The great Christmas classics are all like fables. David Sedaris contributes his own, about barnyard animals who decide to play "Secret Santa." David is the author of many books, including a collection of Christmas stories, Holidays on Ice.
Jonathan Goldstein retells the classic Christmas story, trying to understand what exactly goes through the mind of a man about to become surrogate father to The Lord. Jonathan's the author of Ladies and Gentlemen, The Bible!.
John Hodgman provides an occasionally true account of seven days spent at the Mall of America. After crossing mall officials, he goes rogue, drinking from the flume ride and exploring what he describes as a secret tunnel lined with human skulls.
Nick Hornby's new story about a country so tiny, it's just a field, a few houses, a shop, and a café. There, a boy whose mom happens to be president of this minuscule nation is called upon to show his patriotism by playing on the national soccer team.
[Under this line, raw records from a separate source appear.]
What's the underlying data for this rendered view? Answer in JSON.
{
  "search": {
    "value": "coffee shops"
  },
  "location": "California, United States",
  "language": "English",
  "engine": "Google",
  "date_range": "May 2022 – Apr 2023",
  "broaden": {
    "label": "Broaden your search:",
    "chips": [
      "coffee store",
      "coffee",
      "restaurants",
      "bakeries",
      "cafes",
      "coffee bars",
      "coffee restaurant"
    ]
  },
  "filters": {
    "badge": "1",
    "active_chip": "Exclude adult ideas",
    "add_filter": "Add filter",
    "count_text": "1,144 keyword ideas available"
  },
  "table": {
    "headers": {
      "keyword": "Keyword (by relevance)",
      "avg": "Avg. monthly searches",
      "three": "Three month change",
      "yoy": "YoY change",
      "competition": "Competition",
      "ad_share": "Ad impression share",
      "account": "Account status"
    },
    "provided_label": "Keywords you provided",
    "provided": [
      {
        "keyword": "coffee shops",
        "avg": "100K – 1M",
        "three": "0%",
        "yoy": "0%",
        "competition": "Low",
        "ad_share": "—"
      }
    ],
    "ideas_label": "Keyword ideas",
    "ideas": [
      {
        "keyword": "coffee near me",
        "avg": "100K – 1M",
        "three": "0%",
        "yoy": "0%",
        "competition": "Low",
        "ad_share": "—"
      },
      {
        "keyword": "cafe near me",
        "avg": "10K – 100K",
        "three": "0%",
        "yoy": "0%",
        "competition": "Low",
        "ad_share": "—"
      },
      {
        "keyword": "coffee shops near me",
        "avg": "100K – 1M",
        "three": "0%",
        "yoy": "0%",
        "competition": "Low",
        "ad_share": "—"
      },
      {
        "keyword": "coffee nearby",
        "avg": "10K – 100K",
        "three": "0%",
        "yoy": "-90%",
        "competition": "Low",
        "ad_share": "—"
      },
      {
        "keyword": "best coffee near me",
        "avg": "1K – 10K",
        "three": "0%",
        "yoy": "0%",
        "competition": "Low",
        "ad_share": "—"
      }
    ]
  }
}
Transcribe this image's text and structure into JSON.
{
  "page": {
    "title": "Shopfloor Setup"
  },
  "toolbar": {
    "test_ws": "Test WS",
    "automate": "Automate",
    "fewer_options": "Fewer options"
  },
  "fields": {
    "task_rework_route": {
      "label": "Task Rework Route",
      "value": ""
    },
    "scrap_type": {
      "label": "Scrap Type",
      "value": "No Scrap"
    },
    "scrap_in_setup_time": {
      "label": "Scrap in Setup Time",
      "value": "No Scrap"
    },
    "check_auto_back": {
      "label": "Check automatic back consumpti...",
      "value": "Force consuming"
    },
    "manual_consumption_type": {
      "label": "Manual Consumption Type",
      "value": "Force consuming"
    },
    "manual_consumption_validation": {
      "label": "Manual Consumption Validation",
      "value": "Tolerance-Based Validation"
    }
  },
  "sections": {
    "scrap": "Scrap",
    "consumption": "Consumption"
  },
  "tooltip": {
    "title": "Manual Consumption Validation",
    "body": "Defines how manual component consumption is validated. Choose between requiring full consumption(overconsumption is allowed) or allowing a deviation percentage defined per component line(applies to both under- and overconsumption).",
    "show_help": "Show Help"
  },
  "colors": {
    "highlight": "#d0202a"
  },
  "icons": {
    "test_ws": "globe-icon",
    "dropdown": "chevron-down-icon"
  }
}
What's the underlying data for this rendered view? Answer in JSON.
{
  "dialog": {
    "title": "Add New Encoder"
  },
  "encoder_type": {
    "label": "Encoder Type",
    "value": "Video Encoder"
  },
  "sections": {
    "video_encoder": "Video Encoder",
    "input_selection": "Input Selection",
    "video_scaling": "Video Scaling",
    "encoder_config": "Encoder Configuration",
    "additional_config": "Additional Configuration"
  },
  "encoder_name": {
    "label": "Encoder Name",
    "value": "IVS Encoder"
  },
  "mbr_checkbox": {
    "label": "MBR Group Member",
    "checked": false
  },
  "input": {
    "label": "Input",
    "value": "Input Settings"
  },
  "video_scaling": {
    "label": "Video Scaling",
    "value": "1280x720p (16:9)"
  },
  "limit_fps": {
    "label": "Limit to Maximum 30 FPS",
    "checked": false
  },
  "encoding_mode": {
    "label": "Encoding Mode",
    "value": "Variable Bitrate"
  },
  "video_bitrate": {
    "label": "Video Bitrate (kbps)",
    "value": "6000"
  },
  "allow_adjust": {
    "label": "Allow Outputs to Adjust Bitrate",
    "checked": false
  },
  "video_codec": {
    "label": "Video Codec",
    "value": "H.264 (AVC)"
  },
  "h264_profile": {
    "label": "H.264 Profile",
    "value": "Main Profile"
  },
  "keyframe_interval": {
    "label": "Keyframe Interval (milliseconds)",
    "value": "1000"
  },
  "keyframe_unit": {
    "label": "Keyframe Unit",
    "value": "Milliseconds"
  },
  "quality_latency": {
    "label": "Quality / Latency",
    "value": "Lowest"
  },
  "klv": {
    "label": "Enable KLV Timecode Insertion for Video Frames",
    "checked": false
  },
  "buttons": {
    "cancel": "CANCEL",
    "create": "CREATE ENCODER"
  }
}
Our program ends with a story of knowing your enemy in a more domestic setting: In a marriage. Actor Matt Malloy reads the story by Etgar Keret. "Eight Percent of Nothing" is from a collection of stories called The Nimrod Flip-Out.